Blockchain bridges allows you to port assets from one chain onto another, allowing those assets to represent their value and be used on a different chain. Most blockchains are not compatible with each and blockchain bridges bring much needed interoperability between chains by allowing for the psuedo-transfer of assets from one to the other.
Blockchain bridges work by first locking up the asset on its home chain, done by sending the asset to a designated address or smart contract. Once this lockup has been confirmed the protocol or company then mints a synthetic asset, representing the locked asset, on the target chain. The locking up process provides assurance that the asset on the target chain is always backed by the asset on the original chain.

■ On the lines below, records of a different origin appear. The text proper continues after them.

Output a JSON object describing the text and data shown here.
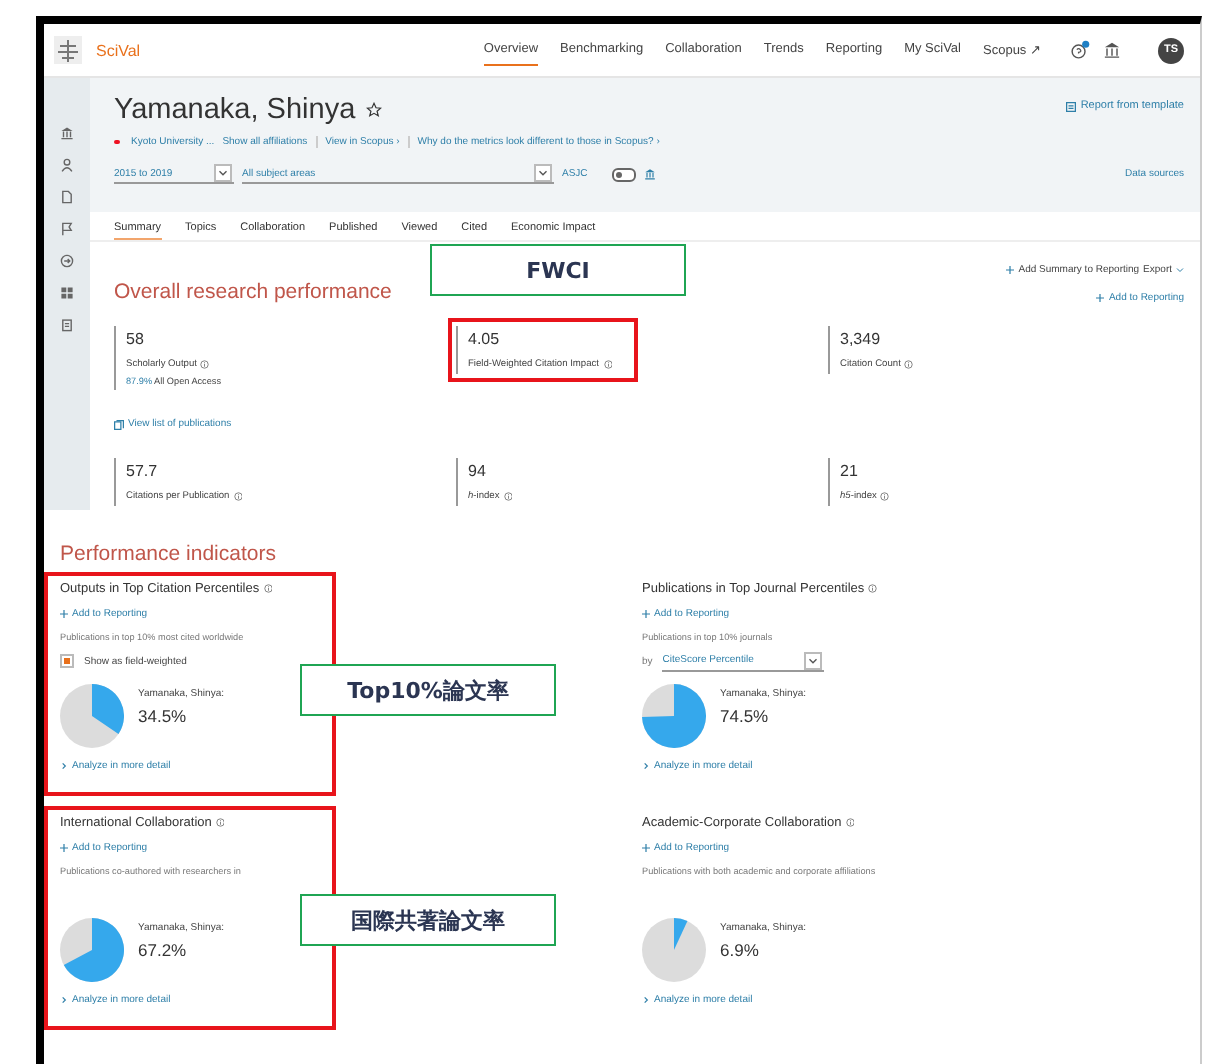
{
  "nav": {
    "logo": "SciVal",
    "items": [
      {
        "label": "Overview",
        "selected": true
      },
      {
        "label": "Benchmarking",
        "selected": false
      },
      {
        "label": "Collaboration",
        "selected": false
      },
      {
        "label": "Trends",
        "selected": false
      },
      {
        "label": "Reporting",
        "selected": false
      },
      {
        "label": "My SciVal",
        "selected": false
      },
      {
        "label": "Scopus ↗",
        "selected": false
      }
    ],
    "avatar": "TS"
  },
  "profile": {
    "name": "Yamanaka, Shinya",
    "favorite": false,
    "links": [
      "Kyoto University ...",
      "Show all affiliations",
      "View in Scopus ›",
      "Why do the metrics look different to those in Scopus? ›"
    ],
    "report": "Report from template"
  },
  "filters": {
    "years": "2015 to 2019",
    "subject": "All subject areas",
    "classification": "ASJC",
    "toggle_on": false,
    "data_sources": "Data sources"
  },
  "tabs": [
    {
      "label": "Summary",
      "selected": true
    },
    {
      "label": "Topics",
      "selected": false
    },
    {
      "label": "Collaboration",
      "selected": false
    },
    {
      "label": "Published",
      "selected": false
    },
    {
      "label": "Viewed",
      "selected": false
    },
    {
      "label": "Cited",
      "selected": false
    },
    {
      "label": "Economic Impact",
      "selected": false
    }
  ],
  "overall": {
    "title": "Overall research performance",
    "add_summary": "Add Summary to Reporting",
    "export": "Export",
    "add": "Add to Reporting",
    "view_list": "View list of publications",
    "metrics": [
      {
        "value": "58",
        "label": "Scholarly Output",
        "highlighted": false,
        "note_value": "87.9%",
        "note": "All Open Access"
      },
      {
        "value": "4.05",
        "label": "Field-Weighted Citation Impact",
        "highlighted": true
      },
      {
        "value": "3,349",
        "label": "Citation Count",
        "highlighted": false
      },
      {
        "value": "57.7",
        "label": "Citations per Publication",
        "highlighted": false
      },
      {
        "value": "94",
        "label": "*h*-index",
        "highlighted": false
      },
      {
        "value": "21",
        "label": "*h5*-index",
        "highlighted": false
      }
    ]
  },
  "indicators": {
    "title": "Performance indicators",
    "cards": [
      {
        "title": "Outputs in Top Citation Percentiles",
        "add": "Add to Reporting",
        "description": "Publications in top 10% most cited worldwide",
        "kind": "checkbox",
        "option": {
          "label": "Show as field-weighted",
          "checked": true
        },
        "entity": "Yamanaka, Shinya:",
        "value": "34.5%",
        "analyze": "Analyze in more detail",
        "highlighted": true
      },
      {
        "title": "Publications in Top Journal Percentiles",
        "add": "Add to Reporting",
        "description": "Publications in top 10% journals",
        "kind": "selector",
        "option": {
          "prefix": "by",
          "value": "CiteScore Percentile"
        },
        "entity": "Yamanaka, Shinya:",
        "value": "74.5%",
        "analyze": "Analyze in more detail",
        "highlighted": false
      },
      {
        "title": "International Collaboration",
        "add": "Add to Reporting",
        "description": "Publications co-authored with researchers in",
        "kind": "plain",
        "entity": "Yamanaka, Shinya:",
        "value": "67.2%",
        "analyze": "Analyze in more detail",
        "highlighted": true
      },
      {
        "title": "Academic-Corporate Collaboration",
        "add": "Add to Reporting",
        "description": "Publications with both academic and corporate affiliations",
        "kind": "plain",
        "entity": "Yamanaka, Shinya:",
        "value": "6.9%",
        "analyze": "Analyze in more detail",
        "highlighted": false
      }
    ]
  },
  "callouts": [
    {
      "text": "FWCI"
    },
    {
      "text": "Top10%論文率"
    },
    {
      "text": "国際共著論文率"
    }
  ]
}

These bridges can be both one-way and bidirectional. One-way bridges only allow you can to send assets in one direction e.g. from Ethereum to Cardano, and not from Cardano to Ethereum. Note that you can always unlock the locked up asset by returning synthetic asset to the bridge. One-way, in this sense means that you cannot lock up assets on the other chain, Cardano in our example, to be used as synthetic assets at the other end of the bridge. Bidirectional blockchain bridges allow you mint synthetic assets on both chains.

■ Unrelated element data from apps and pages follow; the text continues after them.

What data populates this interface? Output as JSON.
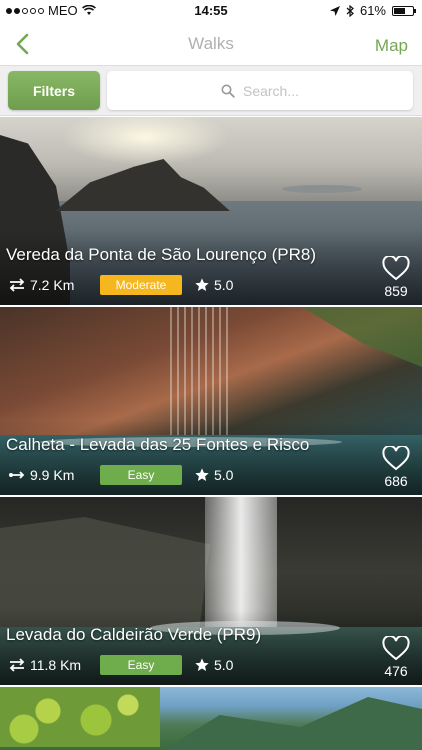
{
  "status_bar": {
    "carrier": "MEO",
    "time": "14:55",
    "battery": "61%",
    "battery_level": 0.61,
    "icons": [
      "signal-dots-icon",
      "wifi-icon",
      "location-arrow-icon",
      "bluetooth-icon",
      "battery-icon"
    ]
  },
  "nav": {
    "back_icon": "chevron-left-icon",
    "title": "Walks",
    "map_label": "Map"
  },
  "filters": {
    "button_label": "Filters",
    "search_placeholder": "Search...",
    "search_icon": "search-icon"
  },
  "colors": {
    "accent": "#74a653",
    "moderate": "#f5b61e",
    "easy": "#6fac4c"
  },
  "walks": [
    {
      "title": "Vereda da Ponta de São Lourenço (PR8)",
      "route_icon": "round-trip-arrows-icon",
      "distance": "7.2 Km",
      "difficulty": "Moderate",
      "rating": "5.0",
      "favorites": "859"
    },
    {
      "title": "Calheta - Levada das 25 Fontes e Risco",
      "route_icon": "one-way-arrow-icon",
      "distance": "9.9 Km",
      "difficulty": "Easy",
      "rating": "5.0",
      "favorites": "686"
    },
    {
      "title": "Levada do Caldeirão Verde (PR9)",
      "route_icon": "round-trip-arrows-icon",
      "distance": "11.8 Km",
      "difficulty": "Easy",
      "rating": "5.0",
      "favorites": "476"
    }
  ]
}
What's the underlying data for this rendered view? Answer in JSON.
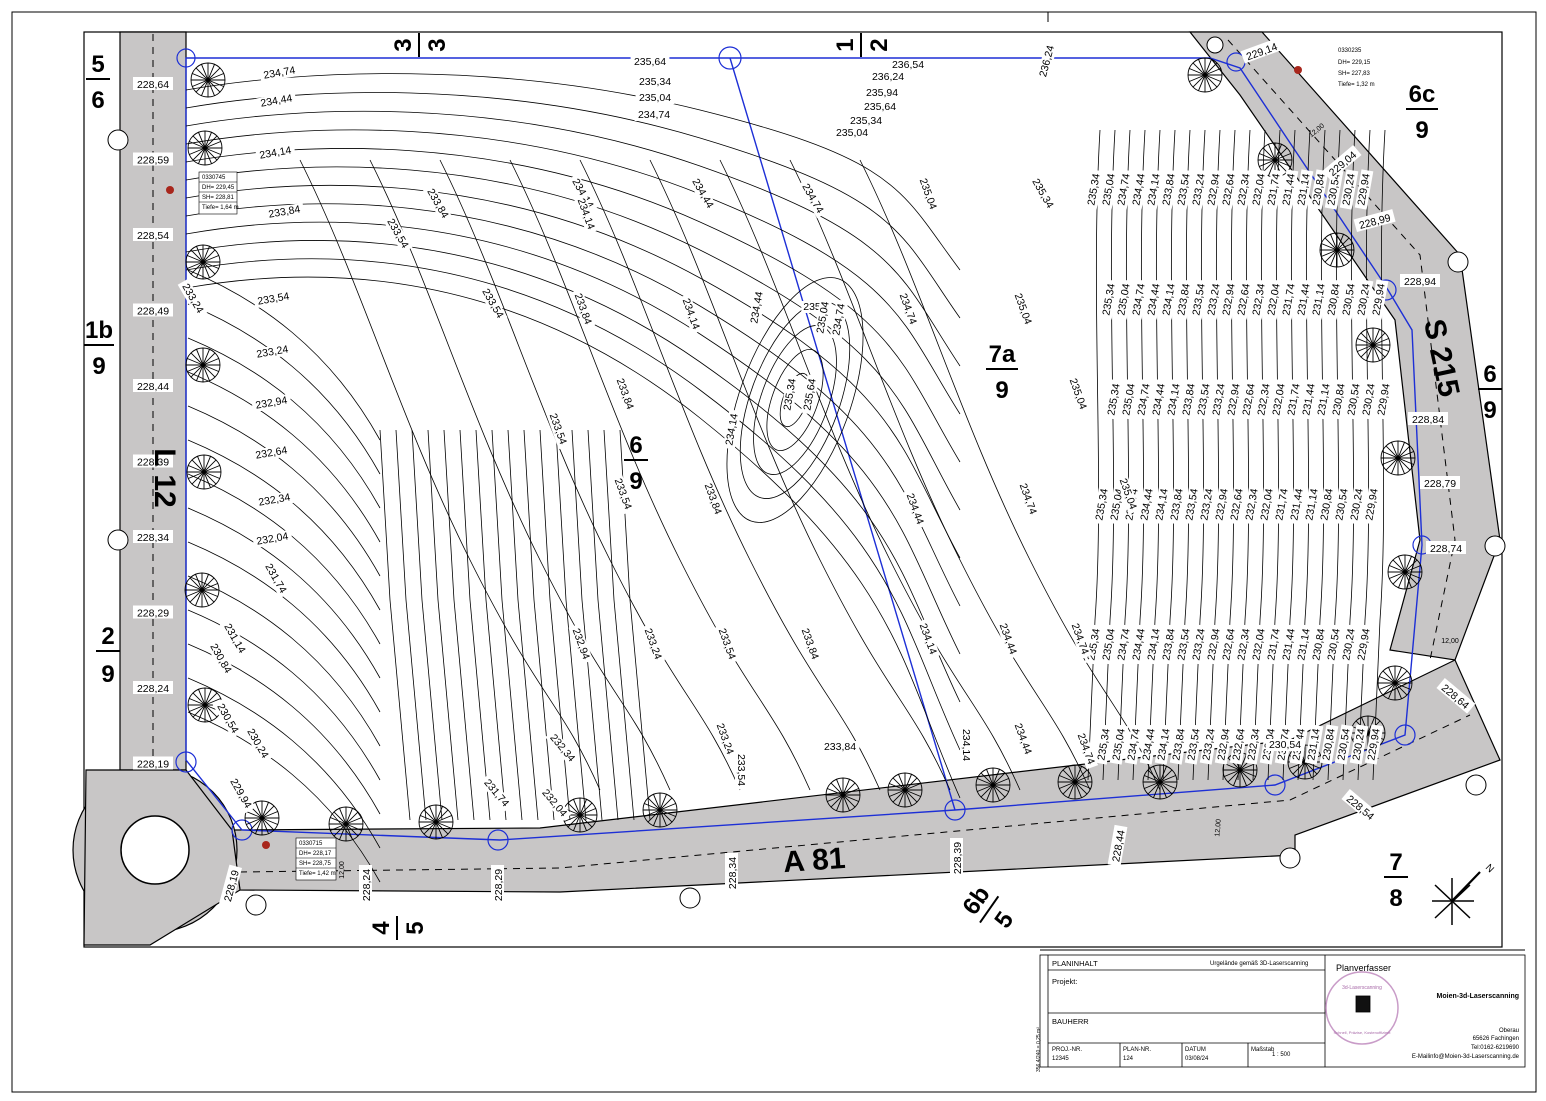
{
  "map": {
    "roads": [
      {
        "name": "L 12"
      },
      {
        "name": "A 81"
      },
      {
        "name": "S 215"
      }
    ],
    "parcels": {
      "p56": {
        "num": "5",
        "den": "6"
      },
      "p1b9": {
        "num": "1b",
        "den": "9"
      },
      "p29": {
        "num": "2",
        "den": "9"
      },
      "p33": {
        "num": "3",
        "den": "3"
      },
      "p12": {
        "num": "1",
        "den": "2"
      },
      "p6c9": {
        "num": "6c",
        "den": "9"
      },
      "p69r": {
        "num": "6",
        "den": "9"
      },
      "p69c": {
        "num": "6",
        "den": "9"
      },
      "p7a9": {
        "num": "7a",
        "den": "9"
      },
      "p78": {
        "num": "7",
        "den": "8"
      },
      "p54": {
        "num": "4",
        "den": "5"
      },
      "p6b5": {
        "num": "6b",
        "den": "5"
      }
    },
    "road_levels_l12": [
      "228,64",
      "228,59",
      "228,54",
      "228,49",
      "228,44",
      "228,39",
      "228,34",
      "228,29",
      "228,24",
      "228,19"
    ],
    "road_levels_a81": [
      "228,19",
      "228,24",
      "228,29",
      "228,34",
      "228,39",
      "228,44"
    ],
    "road_levels_s215": [
      "229,14",
      "229,04",
      "228,99",
      "228,94",
      "228,84",
      "228,79",
      "228,74",
      "228,64",
      "228,54"
    ],
    "road_width_marks": [
      "12,00",
      "12,00",
      "12,00",
      "12,00"
    ],
    "contours_top": [
      "236,24",
      "236,54",
      "236,24",
      "235,94",
      "235,64",
      "235,34",
      "235,04",
      "234,74",
      "234,44",
      "234,14",
      "233,84",
      "233,54",
      "233,24",
      "232,94",
      "232,64",
      "232,34",
      "232,04",
      "231,74",
      "231,44",
      "231,14",
      "230,84",
      "230,54",
      "230,24",
      "229,94"
    ],
    "contours_west": [
      "234,74",
      "234,44",
      "234,14",
      "233,84",
      "233,54",
      "233,24",
      "232,94",
      "232,64",
      "232,34",
      "232,04",
      "231,74",
      "231,14",
      "230,84",
      "230,54",
      "230,24",
      "229,94"
    ],
    "contours_middle": [
      "235,64",
      "235,34",
      "235,04",
      "234,74",
      "234,44",
      "234,14",
      "233,84",
      "233,54",
      "233,24",
      "232,94",
      "232,64",
      "232,34",
      "232,04",
      "231,74",
      "231,44",
      "231,14",
      "230,84",
      "230,54",
      "230,24"
    ],
    "contours_hill": [
      "235",
      "235,04",
      "235,34",
      "235,64",
      "234,74",
      "234,44",
      "234,14"
    ],
    "contours_east": [
      "235,34",
      "235,04",
      "234,74",
      "234,44",
      "234,14",
      "233,84",
      "233,54",
      "233,24",
      "232,94",
      "232,64",
      "232,34",
      "232,04",
      "231,74",
      "231,44",
      "231,14",
      "230,84",
      "230,54",
      "230,24",
      "229,94"
    ],
    "manholes": [
      {
        "id": "0330745",
        "dh": "DH= 229,45",
        "sh": "SH= 228,81",
        "tiefe": "Tiefe= 1,64 m"
      },
      {
        "id": "0330715",
        "dh": "DH= 228,17",
        "sh": "SH= 228,75",
        "tiefe": "Tiefe= 1,42 m"
      },
      {
        "id": "0330235",
        "dh": "DH= 229,15",
        "sh": "SH= 227,83",
        "tiefe": "Tiefe= 1,32 m"
      }
    ],
    "north_arrow": "N"
  },
  "titleblock": {
    "planinhalt_label": "PLANINHALT",
    "planinhalt_value": "Urgelände gemäß 3D-Laserscanning",
    "projekt_label": "Projekt:",
    "bauherr_label": "BAUHERR",
    "proj_nr_label": "PROJ.-NR.",
    "proj_nr": "12345",
    "plan_nr_label": "PLAN-NR.",
    "plan_nr": "124",
    "datum_label": "DATUM",
    "datum": "03/08/24",
    "massstab_label": "Maßstab",
    "massstab": "1 : 500",
    "planverfasser": "Planverfasser",
    "company": "Moien-3d-Laserscanning",
    "addr1": "Oberau",
    "addr2": "65626 Fachingen",
    "tel": "Tel:0162-6219690",
    "email": "E-Mailinfo@Moien-3d-Laserscanning.de",
    "logo_text": "3d-Laserscanning",
    "logo_sub": "Schnell, Präzise, Kostenoffizient",
    "side_note": "356.4/240 = 0,25 m²"
  },
  "colors": {
    "road": "#c8c6c6",
    "boundary": "#1d2fd6",
    "manhole": "#a8261c"
  }
}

Blockchain bridges can be custodial, where the assets are stored by a trusted 3rd party, or non-custodial, where the assets are locked up in a smart contract. Non-custodial blockchain bridges, utilizing code and smart contracts to secure assets instead of a middleman, are championed as being more aligned with the ethos of decentralization.